Iwate: Tiger dance festival to celebrate Year of Tiger Share

The Yomiuri Shimbun
People perform the Toramai tiger dance to welcome passengers on the SL Ginga train at JR Kamaishi Station in Kamaishi, Iwate Prefecture, on Dec. 4.

KAMAISHI, Iwate — When the SL Ginga train arrived from Hanamaki at a platform at JR Kamaishi Station on Dec. 4, a tiger dance preservation group from Kamaishi called Tadakoe Toramai performed the “jumping tiger,” which depicts a wounded tiger running wild. Passengers stopped to watch the dance and take pictures after being greeted with such a flashy welcome.

The toramai tiger dance, a type of shishimai lion dance, has been handed down as traditional culture in the city and towns of Kamaishi, Otsuchi and Yamada along the Sanriku coast.

There have been fewer opportunities over the past two years to perform tiger dances due to the pandemic, so every Saturday since October, various groups in the city have performed on a rotating basis.

“This is the Year of the Tiger, so we hope to have more opportunities to perform,” said Itaru Kitayama of Tadakoe Toramai.

Toramai is said to have originated in the Heian period (794-1192), when warlords had their warriors dance in tiger costumes to inspire their subordinates. Since 2010, the city has held the national toramai festival once a year as a venue for training people and demonstrating the art. Last year, the festival was held in the form of showing videos of past performances to mitigate the spread of COVID-19.

This year’s festival will be held on Feb. 6, and for the first time in two years, all the groups will come together.
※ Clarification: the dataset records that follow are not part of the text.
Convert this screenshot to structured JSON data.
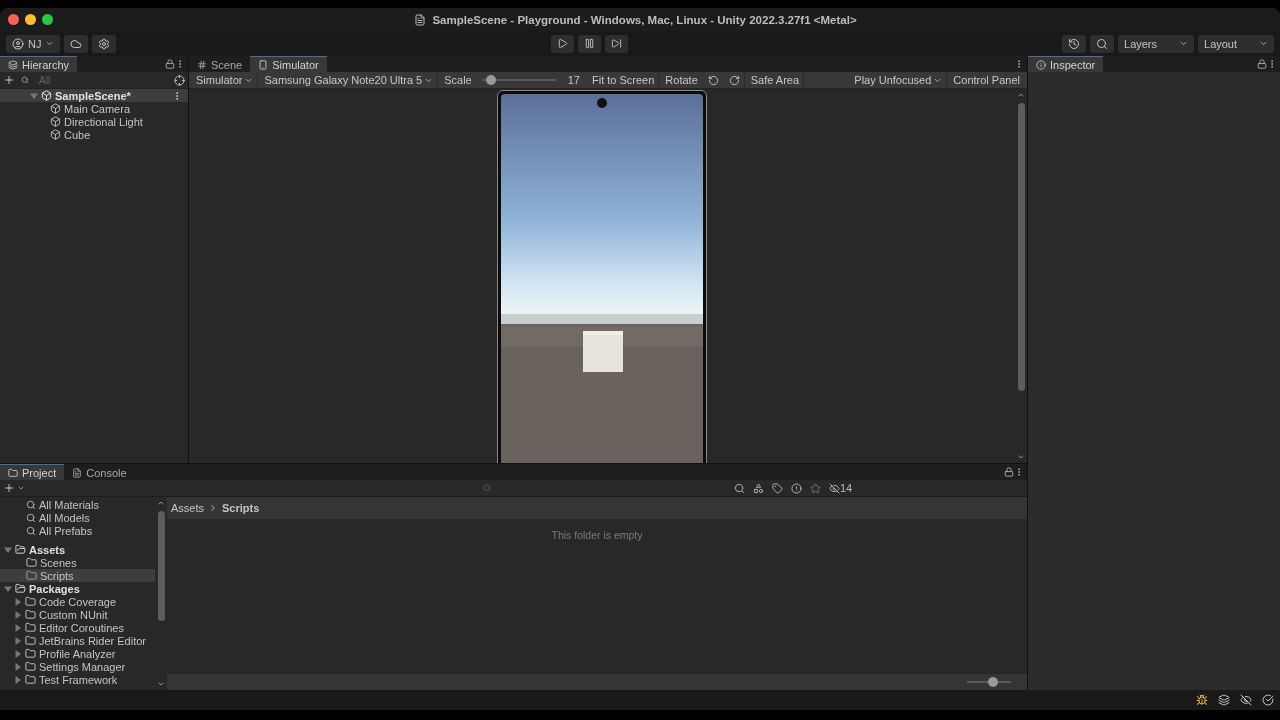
{
  "window": {
    "title": "SampleScene - Playground - Windows, Mac, Linux - Unity 2022.3.27f1 <Metal>"
  },
  "toolbar": {
    "account": "NJ",
    "layers": "Layers",
    "layout": "Layout"
  },
  "hierarchy": {
    "tab": "Hierarchy",
    "search_placeholder": "All",
    "scene": {
      "name": "SampleScene*",
      "expanded": true,
      "children": [
        {
          "name": "Main Camera"
        },
        {
          "name": "Directional Light"
        },
        {
          "name": "Cube"
        }
      ]
    }
  },
  "view_tabs": [
    {
      "label": "Scene",
      "kind": "scene",
      "selected": false
    },
    {
      "label": "Simulator",
      "kind": "simulator",
      "selected": true
    }
  ],
  "simulator_bar": {
    "mode": "Simulator",
    "device": "Samsung Galaxy Note20 Ultra 5",
    "scale_label": "Scale",
    "scale": {
      "level": 0.12
    },
    "scale_reading": "17",
    "fit": "Fit to Screen",
    "rotate": "Rotate",
    "safe_area": "Safe Area",
    "play_mode": "Play Unfocused",
    "control_panel": "Control Panel"
  },
  "simulator_view": {
    "kind": "picture"
  },
  "inspector": {
    "tab": "Inspector"
  },
  "bottom_tabs": [
    {
      "label": "Project",
      "kind": "project",
      "selected": true
    },
    {
      "label": "Console",
      "kind": "console",
      "selected": false
    }
  ],
  "favorites": [
    "All Materials",
    "All Models",
    "All Prefabs"
  ],
  "folders": [
    {
      "name": "Assets",
      "expanded": true,
      "selected": false,
      "children": [
        {
          "name": "Scenes",
          "selected": false
        },
        {
          "name": "Scripts",
          "selected": true
        }
      ]
    },
    {
      "name": "Packages",
      "expanded": true,
      "selected": false,
      "children": [
        {
          "name": "Code Coverage",
          "selected": false,
          "expanded": false
        },
        {
          "name": "Custom NUnit",
          "selected": false,
          "expanded": false
        },
        {
          "name": "Editor Coroutines",
          "selected": false,
          "expanded": false
        },
        {
          "name": "JetBrains Rider Editor",
          "selected": false,
          "expanded": false
        },
        {
          "name": "Profile Analyzer",
          "selected": false,
          "expanded": false
        },
        {
          "name": "Settings Manager",
          "selected": false,
          "expanded": false
        },
        {
          "name": "Test Framework",
          "selected": false,
          "expanded": false
        }
      ]
    }
  ],
  "breadcrumb": [
    "Assets",
    "Scripts"
  ],
  "empty_message": "This folder is empty",
  "hidden_count": "14",
  "icon_size": {
    "level": 0.58
  }
}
“This is the 12th time we’ve held this event, which started the last time it was the Year of the Tiger,” said Kazunobu Sasaki, deputy secretary general of the Kamaishi Tourism & Products Association, which is hosting the event. “We hope it will be a grand event.”